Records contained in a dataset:

= Beginning of Section =

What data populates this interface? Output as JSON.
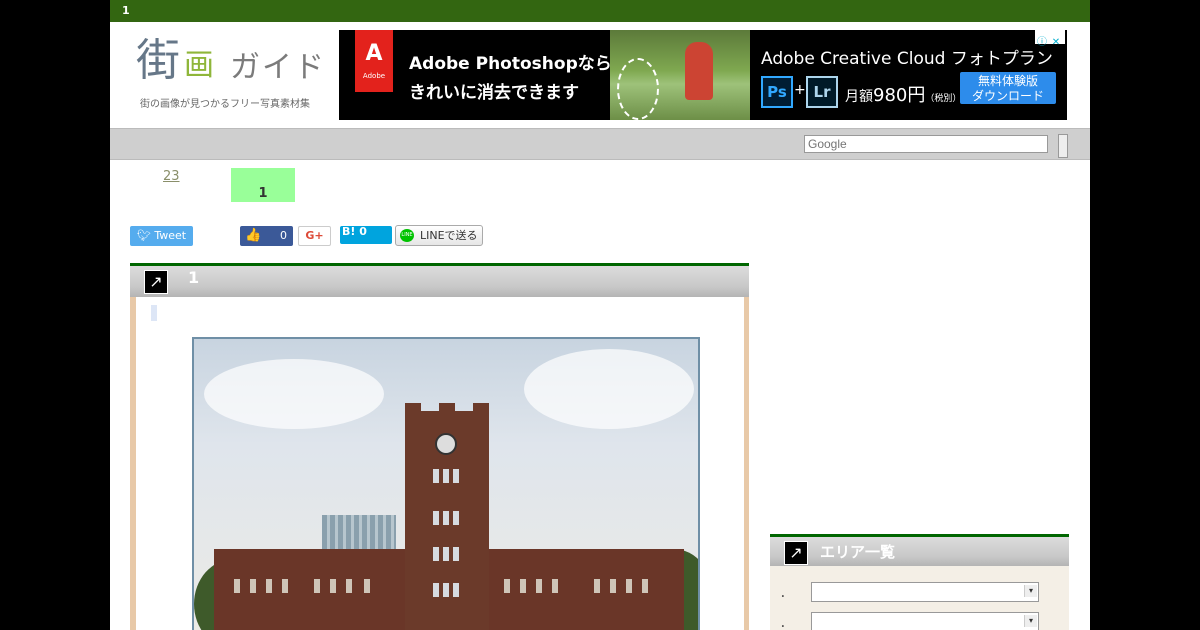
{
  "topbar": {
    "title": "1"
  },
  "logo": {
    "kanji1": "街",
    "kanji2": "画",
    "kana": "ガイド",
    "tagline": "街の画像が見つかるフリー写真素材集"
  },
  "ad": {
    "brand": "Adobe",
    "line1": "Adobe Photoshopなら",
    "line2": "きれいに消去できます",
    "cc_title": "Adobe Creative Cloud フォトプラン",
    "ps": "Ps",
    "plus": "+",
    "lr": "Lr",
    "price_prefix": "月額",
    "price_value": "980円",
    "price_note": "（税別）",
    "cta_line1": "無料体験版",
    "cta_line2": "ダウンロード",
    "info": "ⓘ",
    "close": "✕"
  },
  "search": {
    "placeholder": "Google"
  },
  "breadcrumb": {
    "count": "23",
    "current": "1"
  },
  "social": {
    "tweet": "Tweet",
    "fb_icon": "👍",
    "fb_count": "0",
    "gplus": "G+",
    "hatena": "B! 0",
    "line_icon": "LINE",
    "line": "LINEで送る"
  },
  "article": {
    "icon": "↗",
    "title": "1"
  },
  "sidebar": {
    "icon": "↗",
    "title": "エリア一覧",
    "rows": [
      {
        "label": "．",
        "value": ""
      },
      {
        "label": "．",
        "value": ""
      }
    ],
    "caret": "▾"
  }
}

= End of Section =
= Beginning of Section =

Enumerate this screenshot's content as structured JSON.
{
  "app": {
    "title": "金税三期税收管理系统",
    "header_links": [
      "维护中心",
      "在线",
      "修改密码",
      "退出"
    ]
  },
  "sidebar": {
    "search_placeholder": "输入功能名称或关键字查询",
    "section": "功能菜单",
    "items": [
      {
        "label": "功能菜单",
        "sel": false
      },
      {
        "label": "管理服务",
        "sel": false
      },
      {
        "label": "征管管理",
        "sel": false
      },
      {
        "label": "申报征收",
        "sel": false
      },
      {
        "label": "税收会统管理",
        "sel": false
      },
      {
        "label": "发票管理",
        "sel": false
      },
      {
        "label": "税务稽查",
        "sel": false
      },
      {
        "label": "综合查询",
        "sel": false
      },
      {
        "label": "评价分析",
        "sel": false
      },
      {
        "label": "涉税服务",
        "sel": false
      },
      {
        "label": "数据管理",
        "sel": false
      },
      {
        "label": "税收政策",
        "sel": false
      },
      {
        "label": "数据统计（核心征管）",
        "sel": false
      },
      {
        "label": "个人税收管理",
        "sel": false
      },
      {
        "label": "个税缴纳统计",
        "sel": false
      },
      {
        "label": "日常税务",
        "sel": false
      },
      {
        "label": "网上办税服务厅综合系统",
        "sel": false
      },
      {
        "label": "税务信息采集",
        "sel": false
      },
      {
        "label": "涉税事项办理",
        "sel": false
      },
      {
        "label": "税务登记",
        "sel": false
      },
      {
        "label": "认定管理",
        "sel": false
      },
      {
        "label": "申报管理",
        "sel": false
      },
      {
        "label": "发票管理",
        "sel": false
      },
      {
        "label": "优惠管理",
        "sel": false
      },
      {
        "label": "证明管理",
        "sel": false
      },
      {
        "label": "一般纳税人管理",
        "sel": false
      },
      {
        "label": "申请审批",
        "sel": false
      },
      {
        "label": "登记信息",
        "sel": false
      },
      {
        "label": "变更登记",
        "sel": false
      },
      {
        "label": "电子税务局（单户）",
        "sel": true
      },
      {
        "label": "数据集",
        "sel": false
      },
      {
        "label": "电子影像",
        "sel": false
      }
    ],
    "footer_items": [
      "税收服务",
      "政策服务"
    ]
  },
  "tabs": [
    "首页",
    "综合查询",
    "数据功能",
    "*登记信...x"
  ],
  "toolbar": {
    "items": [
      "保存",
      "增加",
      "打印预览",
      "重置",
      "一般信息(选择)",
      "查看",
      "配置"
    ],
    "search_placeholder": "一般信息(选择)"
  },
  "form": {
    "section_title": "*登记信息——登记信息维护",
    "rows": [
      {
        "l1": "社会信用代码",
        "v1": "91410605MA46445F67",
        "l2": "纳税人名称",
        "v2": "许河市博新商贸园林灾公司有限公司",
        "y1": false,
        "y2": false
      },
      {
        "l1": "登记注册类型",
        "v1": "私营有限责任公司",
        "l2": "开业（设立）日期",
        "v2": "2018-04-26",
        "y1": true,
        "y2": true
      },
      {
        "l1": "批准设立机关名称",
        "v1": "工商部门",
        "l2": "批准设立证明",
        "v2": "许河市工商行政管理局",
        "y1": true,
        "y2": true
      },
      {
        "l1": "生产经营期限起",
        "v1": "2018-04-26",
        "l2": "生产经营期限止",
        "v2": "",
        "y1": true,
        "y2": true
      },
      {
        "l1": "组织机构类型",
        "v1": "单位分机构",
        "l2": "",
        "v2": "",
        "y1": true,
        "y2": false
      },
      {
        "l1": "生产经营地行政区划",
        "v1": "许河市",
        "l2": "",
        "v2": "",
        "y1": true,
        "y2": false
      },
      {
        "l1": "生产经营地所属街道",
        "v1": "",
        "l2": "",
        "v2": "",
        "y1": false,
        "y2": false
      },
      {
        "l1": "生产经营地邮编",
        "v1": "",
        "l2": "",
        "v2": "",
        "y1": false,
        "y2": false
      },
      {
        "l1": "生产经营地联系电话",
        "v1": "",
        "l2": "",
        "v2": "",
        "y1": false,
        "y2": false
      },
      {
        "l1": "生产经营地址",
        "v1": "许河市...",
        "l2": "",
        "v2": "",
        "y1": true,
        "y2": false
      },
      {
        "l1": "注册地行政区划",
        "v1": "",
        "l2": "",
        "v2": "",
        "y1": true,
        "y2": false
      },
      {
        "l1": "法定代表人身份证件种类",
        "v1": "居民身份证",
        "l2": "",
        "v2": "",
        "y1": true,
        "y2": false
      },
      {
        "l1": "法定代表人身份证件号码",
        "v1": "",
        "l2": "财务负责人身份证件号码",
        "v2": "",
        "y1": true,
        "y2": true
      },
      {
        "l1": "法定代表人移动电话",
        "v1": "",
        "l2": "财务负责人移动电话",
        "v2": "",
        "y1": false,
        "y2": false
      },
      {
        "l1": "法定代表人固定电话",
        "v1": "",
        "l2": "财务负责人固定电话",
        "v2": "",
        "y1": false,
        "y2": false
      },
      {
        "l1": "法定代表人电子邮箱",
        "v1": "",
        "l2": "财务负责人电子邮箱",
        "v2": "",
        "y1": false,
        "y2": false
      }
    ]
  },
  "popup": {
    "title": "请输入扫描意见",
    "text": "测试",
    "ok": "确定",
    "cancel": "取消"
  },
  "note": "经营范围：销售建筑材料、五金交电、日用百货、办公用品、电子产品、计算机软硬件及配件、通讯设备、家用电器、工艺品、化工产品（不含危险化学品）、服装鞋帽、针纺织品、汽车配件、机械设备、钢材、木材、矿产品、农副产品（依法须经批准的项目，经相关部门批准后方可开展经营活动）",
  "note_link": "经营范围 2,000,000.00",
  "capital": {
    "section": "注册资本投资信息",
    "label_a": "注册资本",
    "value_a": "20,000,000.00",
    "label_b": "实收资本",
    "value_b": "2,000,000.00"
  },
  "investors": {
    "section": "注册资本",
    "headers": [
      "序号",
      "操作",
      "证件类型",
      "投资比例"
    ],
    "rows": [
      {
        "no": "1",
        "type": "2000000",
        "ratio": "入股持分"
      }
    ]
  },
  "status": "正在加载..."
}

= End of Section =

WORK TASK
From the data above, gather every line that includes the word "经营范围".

REPLY TO THE TASK
  "note": "经营范围：销售建筑材料、五金交电、日用百货、办公用品、电子产品、计算机软硬件及配件、通讯设备、家用电器、工艺品、化工产品（不含危险化学品）、服装鞋帽、针纺织品、汽车配件、机械设备、钢材、木材、矿产品、农副产品（依法须经批准的项目，经相关部门批准后方可开展经营活动）",
  "note_link": "经营范围 2,000,000.00",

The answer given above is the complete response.